Segment Start: THE INPUT

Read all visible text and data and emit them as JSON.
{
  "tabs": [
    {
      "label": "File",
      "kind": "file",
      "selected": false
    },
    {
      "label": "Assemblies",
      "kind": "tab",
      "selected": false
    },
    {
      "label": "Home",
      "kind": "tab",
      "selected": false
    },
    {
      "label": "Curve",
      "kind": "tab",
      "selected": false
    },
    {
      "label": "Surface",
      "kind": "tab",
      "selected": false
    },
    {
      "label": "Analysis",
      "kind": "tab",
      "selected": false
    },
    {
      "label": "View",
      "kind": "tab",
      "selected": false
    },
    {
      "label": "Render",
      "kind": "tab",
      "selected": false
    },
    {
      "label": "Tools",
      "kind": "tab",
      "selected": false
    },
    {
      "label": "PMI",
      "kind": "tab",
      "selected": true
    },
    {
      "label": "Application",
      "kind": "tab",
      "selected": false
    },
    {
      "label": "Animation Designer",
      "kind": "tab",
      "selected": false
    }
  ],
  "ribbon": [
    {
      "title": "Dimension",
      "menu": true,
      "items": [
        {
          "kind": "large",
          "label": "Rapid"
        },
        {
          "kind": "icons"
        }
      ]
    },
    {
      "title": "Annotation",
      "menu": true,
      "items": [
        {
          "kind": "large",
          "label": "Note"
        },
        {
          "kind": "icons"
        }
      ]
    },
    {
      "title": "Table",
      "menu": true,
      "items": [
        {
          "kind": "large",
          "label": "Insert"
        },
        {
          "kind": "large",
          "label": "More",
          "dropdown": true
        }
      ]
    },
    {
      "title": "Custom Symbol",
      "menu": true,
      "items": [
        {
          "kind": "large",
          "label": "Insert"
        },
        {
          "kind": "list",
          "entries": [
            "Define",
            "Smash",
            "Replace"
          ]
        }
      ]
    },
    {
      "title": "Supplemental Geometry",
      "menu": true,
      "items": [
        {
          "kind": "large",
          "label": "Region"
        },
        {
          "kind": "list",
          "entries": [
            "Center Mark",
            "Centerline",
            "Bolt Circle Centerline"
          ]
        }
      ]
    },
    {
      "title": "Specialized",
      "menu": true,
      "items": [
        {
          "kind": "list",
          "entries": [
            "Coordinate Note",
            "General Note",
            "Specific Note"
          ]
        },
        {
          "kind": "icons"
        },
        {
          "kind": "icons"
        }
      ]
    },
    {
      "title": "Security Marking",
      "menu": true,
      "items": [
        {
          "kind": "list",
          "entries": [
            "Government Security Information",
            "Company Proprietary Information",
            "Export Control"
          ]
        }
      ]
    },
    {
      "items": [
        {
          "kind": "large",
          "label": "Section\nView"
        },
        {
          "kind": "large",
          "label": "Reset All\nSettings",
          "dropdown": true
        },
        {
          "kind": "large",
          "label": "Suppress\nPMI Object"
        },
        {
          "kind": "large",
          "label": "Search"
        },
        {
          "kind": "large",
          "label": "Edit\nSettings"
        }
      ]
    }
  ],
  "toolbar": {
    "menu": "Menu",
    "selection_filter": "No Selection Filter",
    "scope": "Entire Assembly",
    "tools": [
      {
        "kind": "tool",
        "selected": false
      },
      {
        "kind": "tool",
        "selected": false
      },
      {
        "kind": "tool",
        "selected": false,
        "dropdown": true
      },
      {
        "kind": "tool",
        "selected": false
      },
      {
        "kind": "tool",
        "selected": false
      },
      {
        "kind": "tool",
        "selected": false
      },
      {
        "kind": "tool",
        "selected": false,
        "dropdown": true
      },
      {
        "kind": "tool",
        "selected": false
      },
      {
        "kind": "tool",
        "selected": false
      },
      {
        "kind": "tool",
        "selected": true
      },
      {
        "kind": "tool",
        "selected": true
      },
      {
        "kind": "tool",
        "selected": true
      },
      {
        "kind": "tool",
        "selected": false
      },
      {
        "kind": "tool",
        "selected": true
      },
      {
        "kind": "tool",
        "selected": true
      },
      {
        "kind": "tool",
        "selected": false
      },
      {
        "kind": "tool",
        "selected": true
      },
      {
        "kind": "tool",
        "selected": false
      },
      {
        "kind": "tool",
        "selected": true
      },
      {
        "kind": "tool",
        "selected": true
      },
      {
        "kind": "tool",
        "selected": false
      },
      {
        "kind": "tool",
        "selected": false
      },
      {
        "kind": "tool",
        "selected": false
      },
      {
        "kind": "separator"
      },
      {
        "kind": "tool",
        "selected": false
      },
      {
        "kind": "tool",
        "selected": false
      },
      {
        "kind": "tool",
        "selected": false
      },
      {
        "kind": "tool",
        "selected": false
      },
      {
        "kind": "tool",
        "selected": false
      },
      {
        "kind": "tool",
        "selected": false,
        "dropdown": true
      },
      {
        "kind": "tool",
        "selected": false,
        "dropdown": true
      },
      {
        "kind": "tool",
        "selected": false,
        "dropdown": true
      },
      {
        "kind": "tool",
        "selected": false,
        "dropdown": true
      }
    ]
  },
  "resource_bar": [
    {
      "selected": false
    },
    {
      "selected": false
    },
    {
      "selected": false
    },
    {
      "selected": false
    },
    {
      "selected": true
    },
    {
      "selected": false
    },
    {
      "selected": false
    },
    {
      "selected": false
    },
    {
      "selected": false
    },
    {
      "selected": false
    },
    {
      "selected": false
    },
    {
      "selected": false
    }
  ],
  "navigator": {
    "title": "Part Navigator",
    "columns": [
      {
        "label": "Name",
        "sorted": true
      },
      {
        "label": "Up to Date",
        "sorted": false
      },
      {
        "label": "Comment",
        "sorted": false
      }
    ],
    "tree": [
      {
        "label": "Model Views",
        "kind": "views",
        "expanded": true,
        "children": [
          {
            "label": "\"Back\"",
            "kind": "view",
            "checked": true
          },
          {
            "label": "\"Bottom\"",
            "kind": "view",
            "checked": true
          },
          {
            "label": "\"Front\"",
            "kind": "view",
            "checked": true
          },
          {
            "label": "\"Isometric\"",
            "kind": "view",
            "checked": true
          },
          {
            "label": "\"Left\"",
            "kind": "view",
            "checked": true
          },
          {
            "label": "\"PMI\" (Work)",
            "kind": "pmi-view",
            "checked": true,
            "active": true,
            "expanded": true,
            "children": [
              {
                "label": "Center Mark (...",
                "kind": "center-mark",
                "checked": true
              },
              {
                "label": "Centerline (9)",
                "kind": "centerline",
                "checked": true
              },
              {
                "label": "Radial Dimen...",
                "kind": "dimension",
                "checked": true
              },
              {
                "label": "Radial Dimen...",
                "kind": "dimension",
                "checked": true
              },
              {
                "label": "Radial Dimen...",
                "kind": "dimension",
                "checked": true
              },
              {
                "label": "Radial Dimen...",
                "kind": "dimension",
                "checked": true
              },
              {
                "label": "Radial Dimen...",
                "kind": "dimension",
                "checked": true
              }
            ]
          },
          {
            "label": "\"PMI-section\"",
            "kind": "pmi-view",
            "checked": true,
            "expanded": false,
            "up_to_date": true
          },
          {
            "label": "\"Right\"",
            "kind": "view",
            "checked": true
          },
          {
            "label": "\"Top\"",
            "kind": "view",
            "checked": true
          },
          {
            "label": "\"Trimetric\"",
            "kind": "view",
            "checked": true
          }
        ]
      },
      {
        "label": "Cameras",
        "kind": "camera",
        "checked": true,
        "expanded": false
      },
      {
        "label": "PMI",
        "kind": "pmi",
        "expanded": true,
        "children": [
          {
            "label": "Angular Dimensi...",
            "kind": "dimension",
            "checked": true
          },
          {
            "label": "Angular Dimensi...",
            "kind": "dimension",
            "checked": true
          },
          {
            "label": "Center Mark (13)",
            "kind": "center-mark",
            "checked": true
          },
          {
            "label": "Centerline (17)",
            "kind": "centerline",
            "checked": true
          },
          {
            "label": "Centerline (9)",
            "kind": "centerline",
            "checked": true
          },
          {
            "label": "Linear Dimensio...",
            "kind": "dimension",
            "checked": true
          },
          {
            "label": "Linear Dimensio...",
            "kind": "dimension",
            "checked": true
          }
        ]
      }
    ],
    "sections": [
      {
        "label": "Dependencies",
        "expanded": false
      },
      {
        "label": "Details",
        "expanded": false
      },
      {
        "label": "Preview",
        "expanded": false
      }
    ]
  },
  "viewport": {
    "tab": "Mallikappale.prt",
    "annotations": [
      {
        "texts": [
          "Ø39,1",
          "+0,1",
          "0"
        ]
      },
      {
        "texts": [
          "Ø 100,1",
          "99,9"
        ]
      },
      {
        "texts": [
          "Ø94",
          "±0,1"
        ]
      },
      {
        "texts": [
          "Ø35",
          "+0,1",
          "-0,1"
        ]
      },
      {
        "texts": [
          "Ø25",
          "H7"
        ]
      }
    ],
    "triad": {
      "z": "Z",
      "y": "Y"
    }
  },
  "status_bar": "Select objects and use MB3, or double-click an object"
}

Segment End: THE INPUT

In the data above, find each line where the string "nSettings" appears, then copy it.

- **ANSWER SECTION**:
          "label": "Reset All\nSettings",
          "label": "Edit\nSettings"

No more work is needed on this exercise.